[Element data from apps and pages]
§ §
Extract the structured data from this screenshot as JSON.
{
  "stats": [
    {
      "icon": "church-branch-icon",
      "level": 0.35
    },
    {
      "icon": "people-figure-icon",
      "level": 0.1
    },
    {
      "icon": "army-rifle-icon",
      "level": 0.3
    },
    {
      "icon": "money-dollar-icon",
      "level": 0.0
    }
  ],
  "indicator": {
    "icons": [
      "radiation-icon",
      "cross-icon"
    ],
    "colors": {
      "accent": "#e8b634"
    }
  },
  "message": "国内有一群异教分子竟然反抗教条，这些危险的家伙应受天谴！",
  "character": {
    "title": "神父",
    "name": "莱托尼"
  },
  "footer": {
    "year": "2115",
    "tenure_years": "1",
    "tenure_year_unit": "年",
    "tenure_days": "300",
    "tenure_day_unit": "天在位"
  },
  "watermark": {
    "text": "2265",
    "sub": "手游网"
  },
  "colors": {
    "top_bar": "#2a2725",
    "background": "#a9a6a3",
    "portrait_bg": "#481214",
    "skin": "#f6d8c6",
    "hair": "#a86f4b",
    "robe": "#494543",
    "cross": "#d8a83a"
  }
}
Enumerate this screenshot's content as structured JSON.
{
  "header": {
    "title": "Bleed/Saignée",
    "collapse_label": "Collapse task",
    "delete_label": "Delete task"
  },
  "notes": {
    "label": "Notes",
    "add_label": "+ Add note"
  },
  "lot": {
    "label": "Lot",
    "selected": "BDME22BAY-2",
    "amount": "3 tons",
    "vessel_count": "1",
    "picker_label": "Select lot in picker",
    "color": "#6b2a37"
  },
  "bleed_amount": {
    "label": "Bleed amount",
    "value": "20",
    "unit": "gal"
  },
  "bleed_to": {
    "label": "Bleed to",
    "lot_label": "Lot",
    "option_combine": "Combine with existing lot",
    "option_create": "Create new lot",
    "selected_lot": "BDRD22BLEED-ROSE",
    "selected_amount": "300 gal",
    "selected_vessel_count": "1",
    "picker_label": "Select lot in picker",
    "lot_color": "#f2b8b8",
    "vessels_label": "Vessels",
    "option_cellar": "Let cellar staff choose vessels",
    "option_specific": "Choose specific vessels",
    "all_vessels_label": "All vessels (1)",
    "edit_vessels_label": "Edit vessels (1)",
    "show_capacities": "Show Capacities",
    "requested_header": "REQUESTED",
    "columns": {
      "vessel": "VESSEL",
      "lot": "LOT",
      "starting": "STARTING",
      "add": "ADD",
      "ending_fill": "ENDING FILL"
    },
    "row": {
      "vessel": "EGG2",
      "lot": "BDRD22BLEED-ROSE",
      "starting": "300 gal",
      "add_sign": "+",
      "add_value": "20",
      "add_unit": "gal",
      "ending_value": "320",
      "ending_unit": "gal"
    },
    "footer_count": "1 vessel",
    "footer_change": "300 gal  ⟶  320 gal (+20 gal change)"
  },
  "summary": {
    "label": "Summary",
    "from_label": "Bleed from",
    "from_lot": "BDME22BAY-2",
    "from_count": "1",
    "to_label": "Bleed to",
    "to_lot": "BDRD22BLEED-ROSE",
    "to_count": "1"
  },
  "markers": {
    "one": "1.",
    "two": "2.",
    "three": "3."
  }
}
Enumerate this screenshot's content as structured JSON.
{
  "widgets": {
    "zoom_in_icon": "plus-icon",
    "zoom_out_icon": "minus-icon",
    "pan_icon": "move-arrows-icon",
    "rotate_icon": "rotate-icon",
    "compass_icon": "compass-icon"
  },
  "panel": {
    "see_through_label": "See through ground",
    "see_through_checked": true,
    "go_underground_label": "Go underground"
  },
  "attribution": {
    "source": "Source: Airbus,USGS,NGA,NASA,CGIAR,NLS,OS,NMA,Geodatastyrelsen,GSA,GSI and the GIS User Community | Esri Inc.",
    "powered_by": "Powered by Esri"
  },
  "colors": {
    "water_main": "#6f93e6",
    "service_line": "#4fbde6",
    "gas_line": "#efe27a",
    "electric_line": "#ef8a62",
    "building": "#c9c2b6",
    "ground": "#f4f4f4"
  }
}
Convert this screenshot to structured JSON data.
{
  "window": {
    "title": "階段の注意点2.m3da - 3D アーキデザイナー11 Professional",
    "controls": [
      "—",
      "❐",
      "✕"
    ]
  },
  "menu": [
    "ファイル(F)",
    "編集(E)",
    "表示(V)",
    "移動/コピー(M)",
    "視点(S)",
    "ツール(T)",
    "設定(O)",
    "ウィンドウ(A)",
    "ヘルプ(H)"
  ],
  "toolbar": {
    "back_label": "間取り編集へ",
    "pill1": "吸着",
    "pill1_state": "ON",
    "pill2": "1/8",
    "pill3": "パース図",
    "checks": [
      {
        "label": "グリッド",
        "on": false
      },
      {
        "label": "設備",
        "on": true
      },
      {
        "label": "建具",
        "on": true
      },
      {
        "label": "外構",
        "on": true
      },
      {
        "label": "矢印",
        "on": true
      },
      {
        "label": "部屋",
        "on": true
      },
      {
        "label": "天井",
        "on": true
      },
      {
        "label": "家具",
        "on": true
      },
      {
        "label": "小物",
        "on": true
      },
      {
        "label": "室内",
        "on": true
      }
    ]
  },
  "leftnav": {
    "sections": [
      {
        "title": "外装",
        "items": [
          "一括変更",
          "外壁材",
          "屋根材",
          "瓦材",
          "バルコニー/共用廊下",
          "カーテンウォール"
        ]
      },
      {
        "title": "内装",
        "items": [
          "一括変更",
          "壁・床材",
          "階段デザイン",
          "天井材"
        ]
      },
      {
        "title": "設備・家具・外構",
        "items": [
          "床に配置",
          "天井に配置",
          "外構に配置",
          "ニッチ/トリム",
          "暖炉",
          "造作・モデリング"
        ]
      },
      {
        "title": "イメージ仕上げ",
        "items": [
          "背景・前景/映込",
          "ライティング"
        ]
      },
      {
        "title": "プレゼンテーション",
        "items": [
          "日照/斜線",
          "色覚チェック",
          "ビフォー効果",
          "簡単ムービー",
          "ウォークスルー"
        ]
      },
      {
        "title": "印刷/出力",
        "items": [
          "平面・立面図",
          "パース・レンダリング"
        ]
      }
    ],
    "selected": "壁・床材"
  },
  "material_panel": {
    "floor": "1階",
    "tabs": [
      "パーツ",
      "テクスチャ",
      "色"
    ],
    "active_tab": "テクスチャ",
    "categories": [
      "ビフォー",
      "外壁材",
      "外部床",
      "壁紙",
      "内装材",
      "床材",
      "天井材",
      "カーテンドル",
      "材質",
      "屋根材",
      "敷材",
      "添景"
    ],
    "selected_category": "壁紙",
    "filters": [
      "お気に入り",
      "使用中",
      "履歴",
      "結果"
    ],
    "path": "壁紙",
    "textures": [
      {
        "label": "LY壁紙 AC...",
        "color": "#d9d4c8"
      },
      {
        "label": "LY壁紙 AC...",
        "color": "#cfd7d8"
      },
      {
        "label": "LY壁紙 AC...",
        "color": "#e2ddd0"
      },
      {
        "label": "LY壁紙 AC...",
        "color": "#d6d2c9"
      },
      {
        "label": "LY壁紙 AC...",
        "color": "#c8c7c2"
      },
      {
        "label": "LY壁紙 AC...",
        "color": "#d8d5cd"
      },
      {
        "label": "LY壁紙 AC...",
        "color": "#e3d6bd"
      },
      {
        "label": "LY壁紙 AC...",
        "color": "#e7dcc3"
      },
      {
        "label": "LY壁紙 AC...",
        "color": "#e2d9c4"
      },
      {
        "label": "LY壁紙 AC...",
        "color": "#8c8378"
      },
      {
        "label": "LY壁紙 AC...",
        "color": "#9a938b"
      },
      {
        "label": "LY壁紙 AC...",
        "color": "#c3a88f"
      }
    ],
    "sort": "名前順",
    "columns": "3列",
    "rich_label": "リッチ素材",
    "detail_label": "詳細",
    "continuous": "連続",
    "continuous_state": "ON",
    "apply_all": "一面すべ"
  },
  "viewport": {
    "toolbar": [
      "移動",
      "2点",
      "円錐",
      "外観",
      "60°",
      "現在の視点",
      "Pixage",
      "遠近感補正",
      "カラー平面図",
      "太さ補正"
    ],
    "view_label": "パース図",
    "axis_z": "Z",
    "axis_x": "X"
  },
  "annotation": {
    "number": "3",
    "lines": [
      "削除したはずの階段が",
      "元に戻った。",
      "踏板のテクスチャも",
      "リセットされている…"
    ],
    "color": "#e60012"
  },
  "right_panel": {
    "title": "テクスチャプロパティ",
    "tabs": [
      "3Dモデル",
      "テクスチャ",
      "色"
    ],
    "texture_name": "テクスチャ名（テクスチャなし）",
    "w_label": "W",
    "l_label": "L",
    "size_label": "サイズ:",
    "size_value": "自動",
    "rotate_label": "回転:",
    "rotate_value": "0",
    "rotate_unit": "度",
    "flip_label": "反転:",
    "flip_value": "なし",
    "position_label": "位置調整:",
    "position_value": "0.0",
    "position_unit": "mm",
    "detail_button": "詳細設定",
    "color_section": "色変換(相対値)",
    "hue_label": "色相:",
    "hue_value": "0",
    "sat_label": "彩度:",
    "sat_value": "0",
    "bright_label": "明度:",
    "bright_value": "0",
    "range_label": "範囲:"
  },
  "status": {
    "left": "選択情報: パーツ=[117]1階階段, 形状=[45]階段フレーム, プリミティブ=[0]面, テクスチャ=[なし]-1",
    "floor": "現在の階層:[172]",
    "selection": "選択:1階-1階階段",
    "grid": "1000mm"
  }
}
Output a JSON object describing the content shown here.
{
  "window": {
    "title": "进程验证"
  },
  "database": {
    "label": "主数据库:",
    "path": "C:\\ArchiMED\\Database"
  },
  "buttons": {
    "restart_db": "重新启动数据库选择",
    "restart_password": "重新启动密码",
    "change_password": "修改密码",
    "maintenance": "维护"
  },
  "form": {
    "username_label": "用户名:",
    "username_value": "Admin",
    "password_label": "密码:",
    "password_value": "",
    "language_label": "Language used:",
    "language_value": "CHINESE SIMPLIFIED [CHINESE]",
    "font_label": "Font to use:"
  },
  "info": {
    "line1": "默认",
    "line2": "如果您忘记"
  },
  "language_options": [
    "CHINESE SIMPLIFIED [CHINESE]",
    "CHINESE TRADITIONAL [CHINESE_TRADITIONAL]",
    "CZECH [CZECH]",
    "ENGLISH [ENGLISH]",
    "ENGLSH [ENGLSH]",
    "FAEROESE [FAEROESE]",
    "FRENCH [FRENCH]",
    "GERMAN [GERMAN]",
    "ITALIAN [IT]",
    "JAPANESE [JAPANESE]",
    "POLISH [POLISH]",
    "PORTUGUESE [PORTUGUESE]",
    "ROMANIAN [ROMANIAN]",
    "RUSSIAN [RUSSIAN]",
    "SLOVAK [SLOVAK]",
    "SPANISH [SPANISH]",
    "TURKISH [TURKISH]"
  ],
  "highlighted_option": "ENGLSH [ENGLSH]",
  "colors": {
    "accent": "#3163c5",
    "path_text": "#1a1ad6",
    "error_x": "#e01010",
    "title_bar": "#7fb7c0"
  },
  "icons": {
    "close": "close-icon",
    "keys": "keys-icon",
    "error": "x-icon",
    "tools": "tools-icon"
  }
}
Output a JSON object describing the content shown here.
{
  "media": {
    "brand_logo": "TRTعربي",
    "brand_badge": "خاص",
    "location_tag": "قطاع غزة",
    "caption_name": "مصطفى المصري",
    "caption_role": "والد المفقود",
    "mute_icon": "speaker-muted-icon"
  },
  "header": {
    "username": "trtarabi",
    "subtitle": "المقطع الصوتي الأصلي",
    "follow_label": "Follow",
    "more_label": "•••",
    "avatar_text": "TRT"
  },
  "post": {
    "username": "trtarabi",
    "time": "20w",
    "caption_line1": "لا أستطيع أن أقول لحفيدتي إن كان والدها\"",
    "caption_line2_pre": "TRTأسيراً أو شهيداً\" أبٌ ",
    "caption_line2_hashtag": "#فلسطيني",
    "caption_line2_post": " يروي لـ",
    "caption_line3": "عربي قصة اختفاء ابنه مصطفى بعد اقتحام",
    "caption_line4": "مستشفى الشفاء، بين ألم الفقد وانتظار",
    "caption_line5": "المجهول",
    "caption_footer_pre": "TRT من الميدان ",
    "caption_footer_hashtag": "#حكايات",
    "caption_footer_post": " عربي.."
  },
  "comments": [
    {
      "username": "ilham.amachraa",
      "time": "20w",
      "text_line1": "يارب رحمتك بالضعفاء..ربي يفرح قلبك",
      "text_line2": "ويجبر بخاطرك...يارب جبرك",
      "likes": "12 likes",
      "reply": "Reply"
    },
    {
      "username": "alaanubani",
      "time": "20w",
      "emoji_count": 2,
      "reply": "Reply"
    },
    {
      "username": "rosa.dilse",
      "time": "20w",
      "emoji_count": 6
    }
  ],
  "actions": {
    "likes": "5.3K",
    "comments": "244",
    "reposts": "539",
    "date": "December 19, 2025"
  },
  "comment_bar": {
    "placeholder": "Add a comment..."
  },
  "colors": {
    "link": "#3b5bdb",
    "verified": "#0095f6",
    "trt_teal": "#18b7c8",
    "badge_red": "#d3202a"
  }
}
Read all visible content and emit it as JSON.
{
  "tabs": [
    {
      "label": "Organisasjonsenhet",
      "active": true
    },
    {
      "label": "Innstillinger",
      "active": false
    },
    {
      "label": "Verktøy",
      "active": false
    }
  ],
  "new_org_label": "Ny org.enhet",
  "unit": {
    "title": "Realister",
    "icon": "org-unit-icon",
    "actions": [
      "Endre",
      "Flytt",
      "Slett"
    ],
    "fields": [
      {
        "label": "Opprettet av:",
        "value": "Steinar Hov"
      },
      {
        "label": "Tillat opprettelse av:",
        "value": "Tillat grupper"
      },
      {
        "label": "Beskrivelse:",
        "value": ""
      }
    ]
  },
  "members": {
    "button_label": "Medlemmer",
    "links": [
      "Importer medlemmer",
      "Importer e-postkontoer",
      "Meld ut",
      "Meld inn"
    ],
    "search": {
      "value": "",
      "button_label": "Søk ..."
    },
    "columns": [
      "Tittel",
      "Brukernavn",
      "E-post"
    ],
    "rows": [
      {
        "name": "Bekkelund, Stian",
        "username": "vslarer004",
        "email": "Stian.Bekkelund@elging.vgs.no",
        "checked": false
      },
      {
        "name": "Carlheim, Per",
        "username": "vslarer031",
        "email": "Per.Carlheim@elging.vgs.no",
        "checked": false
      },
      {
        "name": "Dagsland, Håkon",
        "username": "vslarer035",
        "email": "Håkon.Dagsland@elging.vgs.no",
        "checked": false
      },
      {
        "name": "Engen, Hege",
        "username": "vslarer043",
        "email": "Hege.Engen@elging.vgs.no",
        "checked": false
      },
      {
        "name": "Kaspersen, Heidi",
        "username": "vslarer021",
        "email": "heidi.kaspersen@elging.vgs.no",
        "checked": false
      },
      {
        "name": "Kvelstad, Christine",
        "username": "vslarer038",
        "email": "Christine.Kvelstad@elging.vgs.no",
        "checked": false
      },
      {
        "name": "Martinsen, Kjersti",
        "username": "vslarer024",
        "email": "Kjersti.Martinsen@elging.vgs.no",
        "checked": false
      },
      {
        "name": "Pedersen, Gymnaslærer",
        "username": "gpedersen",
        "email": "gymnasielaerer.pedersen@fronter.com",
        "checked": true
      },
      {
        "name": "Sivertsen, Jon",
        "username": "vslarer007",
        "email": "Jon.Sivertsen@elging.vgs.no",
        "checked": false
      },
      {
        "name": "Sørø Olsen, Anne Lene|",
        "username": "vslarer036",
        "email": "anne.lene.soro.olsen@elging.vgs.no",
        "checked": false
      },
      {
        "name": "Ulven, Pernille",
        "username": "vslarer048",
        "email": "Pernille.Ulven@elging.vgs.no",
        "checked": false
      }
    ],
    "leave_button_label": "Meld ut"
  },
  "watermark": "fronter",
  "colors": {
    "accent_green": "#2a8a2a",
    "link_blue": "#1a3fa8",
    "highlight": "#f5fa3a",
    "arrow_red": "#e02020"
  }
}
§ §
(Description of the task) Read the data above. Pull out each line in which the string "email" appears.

(Result below)
        "email": "Stian.Bekkelund@elging.vgs.no",
        "email": "Per.Carlheim@elging.vgs.no",
        "email": "Håkon.Dagsland@elging.vgs.no",
        "email": "Hege.Engen@elging.vgs.no",
        "email": "heidi.kaspersen@elging.vgs.no",
        "email": "Christine.Kvelstad@elging.vgs.no",
        "email": "Kjersti.Martinsen@elging.vgs.no",
        "email": "gymnasielaerer.pedersen@fronter.com",
        "email": "Jon.Sivertsen@elging.vgs.no",
        "email": "anne.lene.soro.olsen@elging.vgs.no",
        "email": "Pernille.Ulven@elging.vgs.no",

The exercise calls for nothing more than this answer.